» **Work required**:
Filter the data below for the string "likes" and copy each matching line.

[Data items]
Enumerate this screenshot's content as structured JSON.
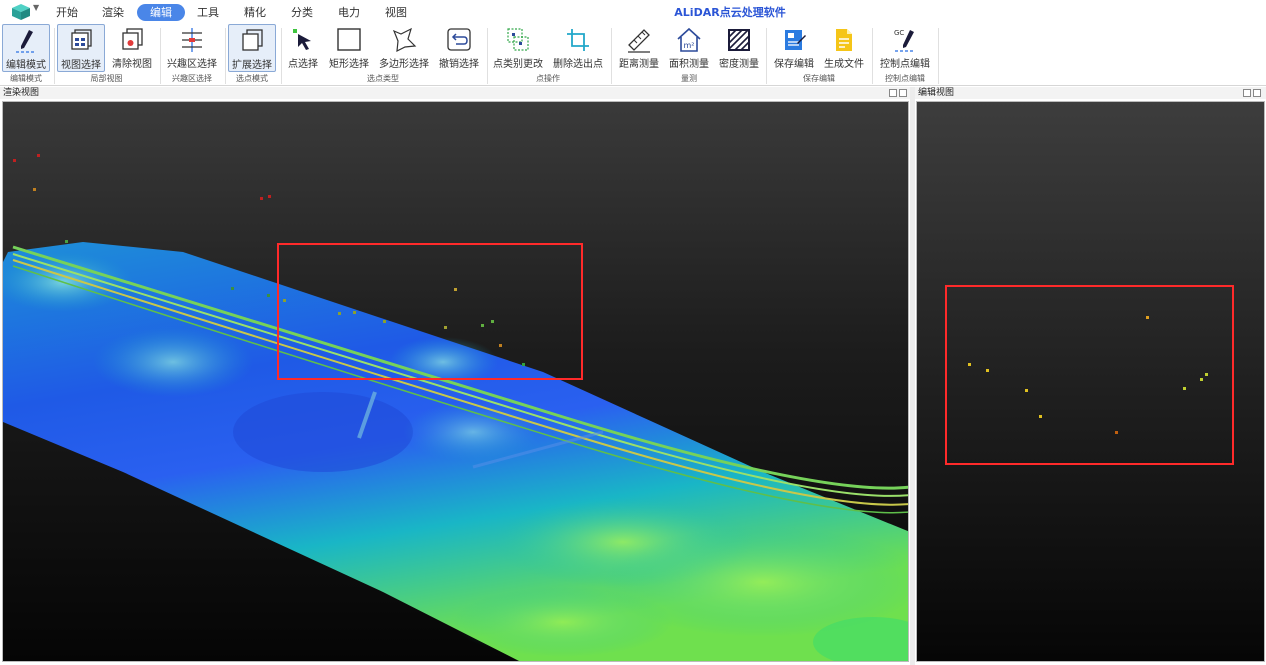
{
  "app_title": "ALiDAR点云处理软件",
  "menu": {
    "tabs": [
      "开始",
      "渲染",
      "编辑",
      "工具",
      "精化",
      "分类",
      "电力",
      "视图"
    ],
    "active_tab": "编辑"
  },
  "ribbon": {
    "buttons": {
      "edit_mode": "编辑模式",
      "view_select": "视图选择",
      "clear_view": "清除视图",
      "roi_select": "兴趣区选择",
      "expand_select": "扩展选择",
      "point_select": "点选择",
      "rect_select": "矩形选择",
      "polygon_select": "多边形选择",
      "undo_select": "撤销选择",
      "change_class": "点类别更改",
      "delete_selected": "删除选出点",
      "distance_measure": "距离测量",
      "area_measure": "面积测量",
      "density_measure": "密度测量",
      "save_edit": "保存编辑",
      "generate_file": "生成文件",
      "control_point_edit": "控制点编辑"
    },
    "groups": {
      "edit_mode": "编辑模式",
      "local_view": "局部视图",
      "roi_select": "兴趣区选择",
      "select_mode": "选点模式",
      "select_type": "选点类型",
      "point_ops": "点操作",
      "measure": "量测",
      "save_edit": "保存编辑",
      "control_point_edit": "控制点编辑"
    },
    "icon_names": [
      "pencil-icon",
      "grid-window-icon",
      "clear-view-icon",
      "roi-icon",
      "expand-window-icon",
      "cursor-icon",
      "rectangle-icon",
      "polygon-icon",
      "undo-icon",
      "class-change-icon",
      "crop-icon",
      "ruler-icon",
      "house-area-icon",
      "density-hatch-icon",
      "save-edit-icon",
      "file-icon",
      "gc-pencil-icon"
    ],
    "gc_label": "GC",
    "area_unit": "m²"
  },
  "panels": {
    "render_title": "渲染视图",
    "edit_title": "编辑视图"
  },
  "colors": {
    "accent": "#4a86e8",
    "title": "#2b55d6",
    "selection": "#ff2a2a"
  }
}
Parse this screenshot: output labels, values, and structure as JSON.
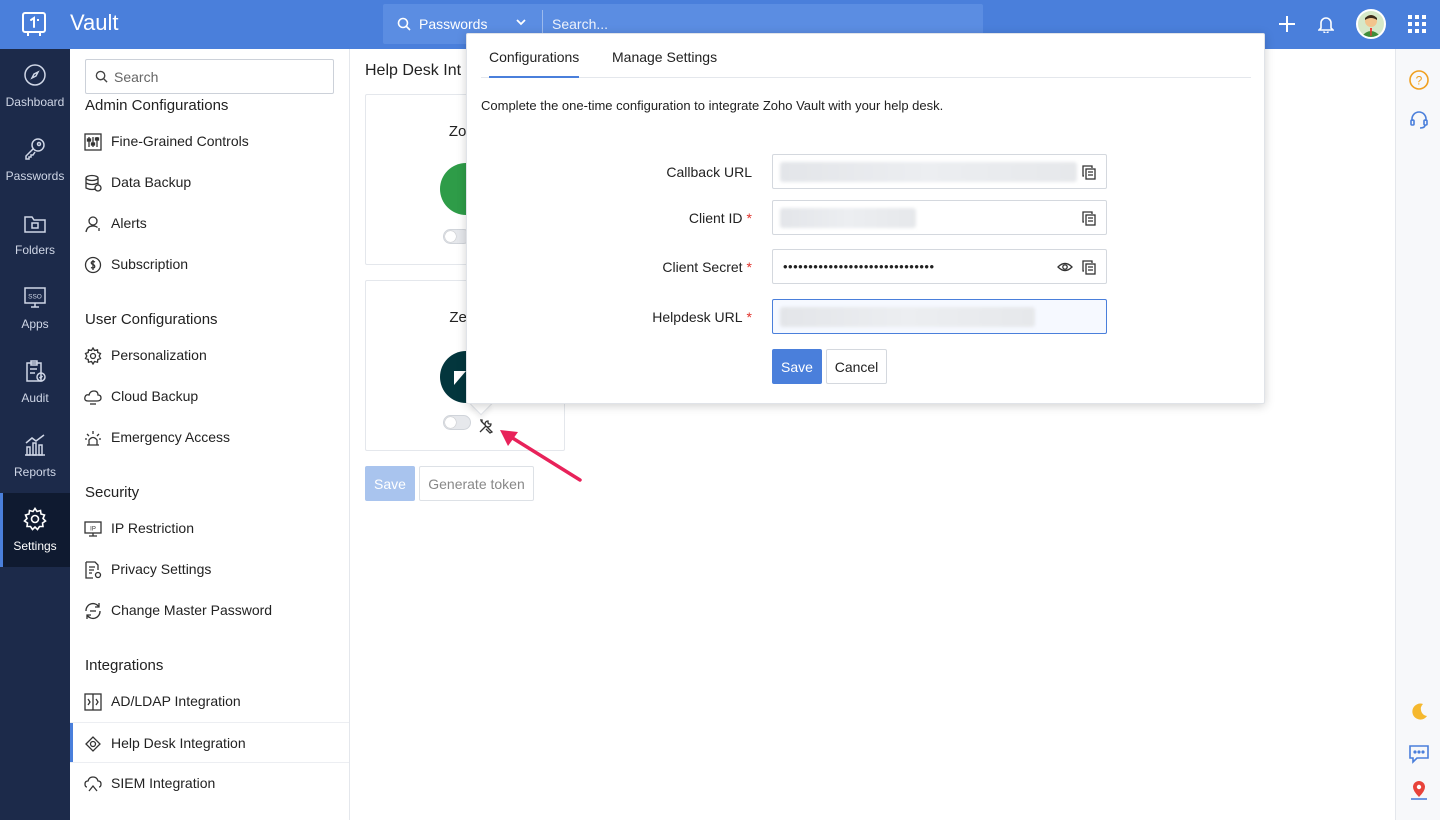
{
  "app": {
    "title": "Vault"
  },
  "topbar": {
    "search_scope": "Passwords",
    "search_placeholder": "Search..."
  },
  "leftnav": [
    {
      "label": "Dashboard",
      "icon": "compass-icon"
    },
    {
      "label": "Passwords",
      "icon": "key-icon"
    },
    {
      "label": "Folders",
      "icon": "folder-icon"
    },
    {
      "label": "Apps",
      "icon": "sso-icon"
    },
    {
      "label": "Audit",
      "icon": "clipboard-icon"
    },
    {
      "label": "Reports",
      "icon": "chart-icon"
    },
    {
      "label": "Settings",
      "icon": "gear-icon",
      "active": true
    }
  ],
  "sidebar": {
    "search_placeholder": "Search",
    "sections": [
      {
        "title": "Admin Configurations",
        "items": [
          "Fine-Grained Controls",
          "Data Backup",
          "Alerts",
          "Subscription"
        ]
      },
      {
        "title": "User Configurations",
        "items": [
          "Personalization",
          "Cloud Backup",
          "Emergency Access"
        ]
      },
      {
        "title": "Security",
        "items": [
          "IP Restriction",
          "Privacy Settings",
          "Change Master Password"
        ]
      },
      {
        "title": "Integrations",
        "items": [
          "AD/LDAP Integration",
          "Help Desk Integration",
          "SIEM Integration"
        ]
      }
    ],
    "active_item": "Help Desk Integration"
  },
  "main": {
    "page_title": "Help Desk Int",
    "cards": [
      {
        "name": "Zoho",
        "logo_color": "#2e9c48",
        "enabled": false
      },
      {
        "name": "Zenc",
        "logo_color": "#03363d",
        "enabled": false
      }
    ],
    "save_label": "Save",
    "generate_token_label": "Generate token"
  },
  "popover": {
    "tabs": [
      "Configurations",
      "Manage Settings"
    ],
    "active_tab": "Configurations",
    "description": "Complete the one-time configuration to integrate Zoho Vault with your help desk.",
    "fields": {
      "callback_url": {
        "label": "Callback URL",
        "required": false
      },
      "client_id": {
        "label": "Client ID",
        "required": true
      },
      "client_secret": {
        "label": "Client Secret",
        "required": true,
        "value": "••••••••••••••••••••••••••••••"
      },
      "helpdesk_url": {
        "label": "Helpdesk URL",
        "required": true
      }
    },
    "save_label": "Save",
    "cancel_label": "Cancel"
  },
  "colors": {
    "accent": "#4a7fdb",
    "nav_bg": "#1c2a4a",
    "annotation": "#e8225a"
  }
}
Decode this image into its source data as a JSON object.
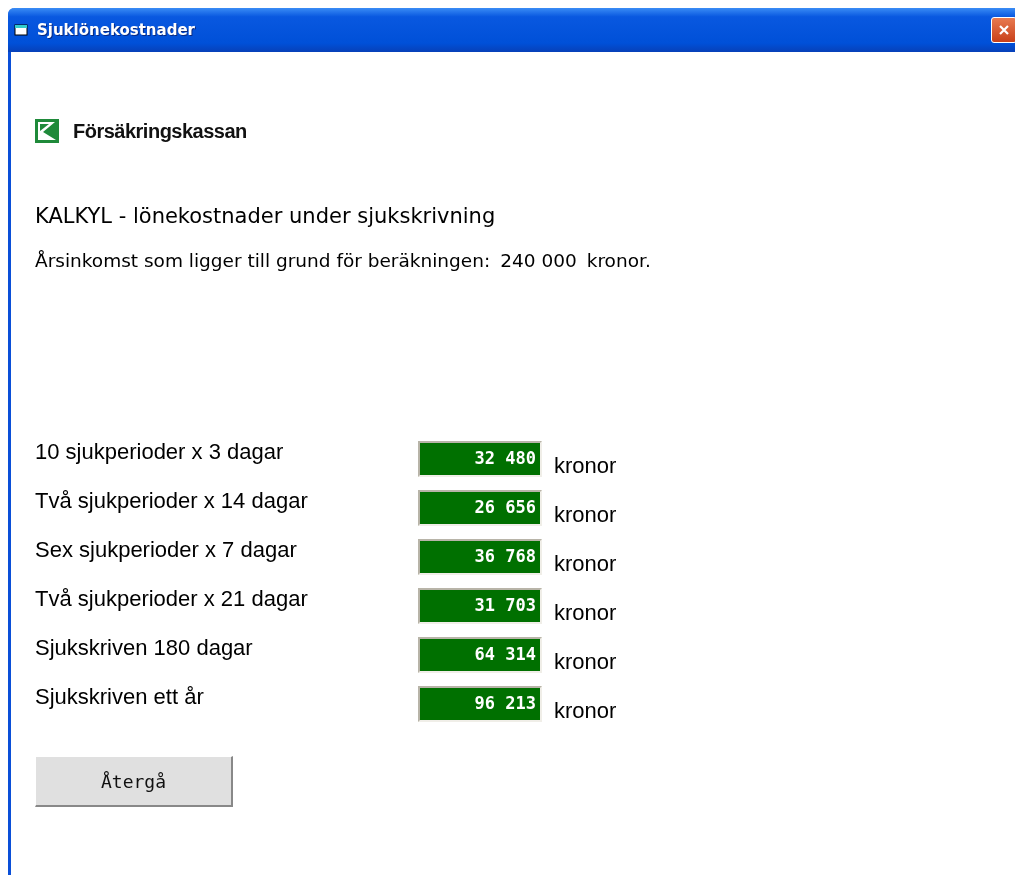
{
  "window": {
    "title": "Sjuklönekostnader"
  },
  "logo": {
    "text": "Försäkringskassan"
  },
  "heading": "KALKYL - lönekostnader under sjukskrivning",
  "income": {
    "label": "Årsinkomst som ligger till grund för beräkningen:",
    "amount": "240 000",
    "unit": "kronor."
  },
  "rows": [
    {
      "label": "10 sjukperioder x 3 dagar",
      "value": "32 480",
      "unit": "kronor"
    },
    {
      "label": "Två sjukperioder x 14 dagar",
      "value": "26 656",
      "unit": "kronor"
    },
    {
      "label": "Sex sjukperioder x 7 dagar",
      "value": "36 768",
      "unit": "kronor"
    },
    {
      "label": "Två sjukperioder x 21 dagar",
      "value": "31 703",
      "unit": "kronor"
    },
    {
      "label": "Sjukskriven 180 dagar",
      "value": "64 314",
      "unit": "kronor"
    },
    {
      "label": "Sjukskriven ett år",
      "value": "96 213",
      "unit": "kronor"
    }
  ],
  "buttons": [
    "Återgå"
  ]
}
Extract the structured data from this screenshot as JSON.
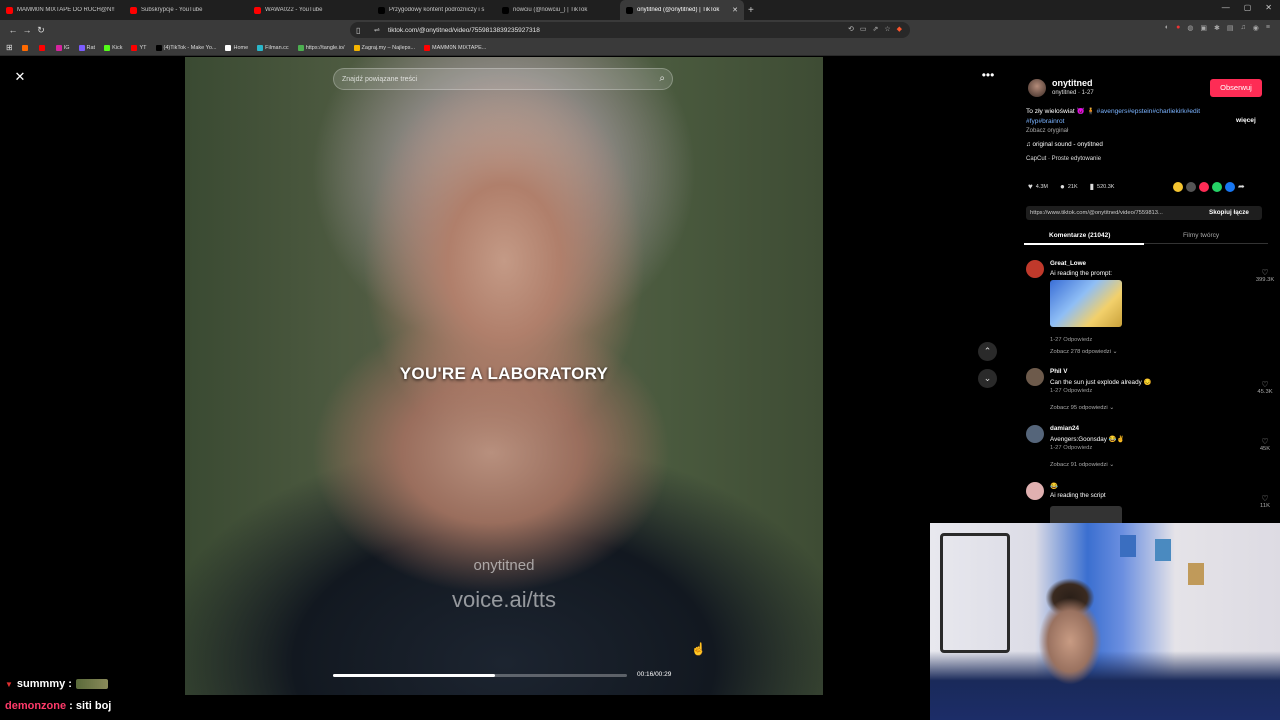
{
  "browser": {
    "tabs": [
      {
        "title": "MAMM0N MIXTAPE DO RUCH@N!!",
        "icon_color": "#ff0000"
      },
      {
        "title": "Subskrypcje - YouTube",
        "icon_color": "#ff0000"
      },
      {
        "title": "WAWA022 - YouTube",
        "icon_color": "#ff0000"
      },
      {
        "title": "Przygodowy kontent podróżniczy i s",
        "icon_color": "#000000"
      },
      {
        "title": "nowciu (@nowciu_) | TikTok",
        "icon_color": "#000000"
      },
      {
        "title": "onytitned (@onytitned) | TikTok",
        "icon_color": "#000000",
        "active": true
      }
    ],
    "new_tab": "+",
    "url": "tiktok.com/@onytitned/video/7559813839235927318",
    "bookmarks": [
      {
        "label": "",
        "color": "#ff6a00"
      },
      {
        "label": "",
        "color": "#ff0000"
      },
      {
        "label": "IG",
        "color": "#d6249f"
      },
      {
        "label": "Rat",
        "color": "#7b5cff"
      },
      {
        "label": "Kick",
        "color": "#53fc18"
      },
      {
        "label": "YT",
        "color": "#ff0000"
      },
      {
        "label": "(4)TikTok - Make Yo...",
        "color": "#000000"
      },
      {
        "label": "Home",
        "color": "#ffffff"
      },
      {
        "label": "Filman.cc",
        "color": "#2ab7ca"
      },
      {
        "label": "https://tangle.io/",
        "color": "#4caf50"
      },
      {
        "label": "Zagraj.my – Najleps...",
        "color": "#f4b400"
      },
      {
        "label": "MAMM0N MIXTAPE...",
        "color": "#ff0000"
      }
    ]
  },
  "video": {
    "search_placeholder": "Znajdź powiązane treści",
    "caption": "YOU'RE A LABORATORY",
    "watermark_user": "onytitned",
    "watermark_tts": "voice.ai/tts",
    "time": "00:16/00:29",
    "progress": 0.55
  },
  "panel": {
    "username": "onytitned",
    "subline": "onytitned · 1-27",
    "follow_label": "Obserwuj",
    "desc_text": "To zły wieloświat 😈 🧍 ",
    "desc_tags": "#avengers#epstein#charliekirk#edit #fyp#brainrot",
    "more_label": "więcej",
    "translate": "Zobacz oryginał",
    "sound": "♫  original sound - onytitned",
    "capcut": "CapCut · Proste edytowanie",
    "likes": "4.3M",
    "comments": "21K",
    "saves": "520.3K",
    "link": "https://www.tiktok.com/@onytitned/video/7559813...",
    "copy_label": "Skopiuj łącze",
    "tab_comments": "Komentarze (21042)",
    "tab_creator": "Filmy twórcy"
  },
  "comments": [
    {
      "user": "Great_Lowe",
      "text": "Ai reading the prompt:",
      "meta": "1-27    Odpowiedz",
      "replies": "Zobacz 278 odpowiedzi ⌄",
      "likes": "399.3K",
      "avatar": "#c0392b"
    },
    {
      "user": "Phil V",
      "text": "Can the sun just explode already 😔",
      "meta": "1-27    Odpowiedz",
      "replies": "Zobacz 95 odpowiedzi ⌄",
      "likes": "45.3K",
      "avatar": "#6d5a4b"
    },
    {
      "user": "damian24",
      "text": "Avengers:Goonsday 😂✌",
      "meta": "1-27    Odpowiedz",
      "replies": "Zobacz 91 odpowiedzi ⌄",
      "likes": "45K",
      "avatar": "#55657a"
    },
    {
      "user": "😂",
      "text": "Ai reading the script",
      "meta": "",
      "replies": "",
      "likes": "11K",
      "avatar": "#e0b0b0"
    }
  ],
  "chat": [
    {
      "user": "summmy",
      "sep": " :",
      "text": ""
    },
    {
      "user": "demonzone",
      "sep": " : ",
      "text": "siti boj"
    }
  ]
}
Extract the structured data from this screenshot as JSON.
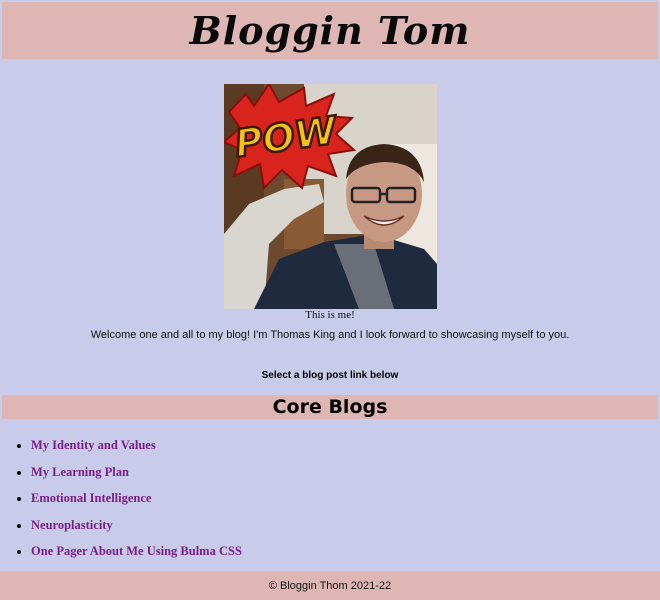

» **Written response**:
    "likes": "4.3M",
      "likes": "399.3K",
      "likes": "45.3K",
      "likes": "45K",
      "likes": "11K",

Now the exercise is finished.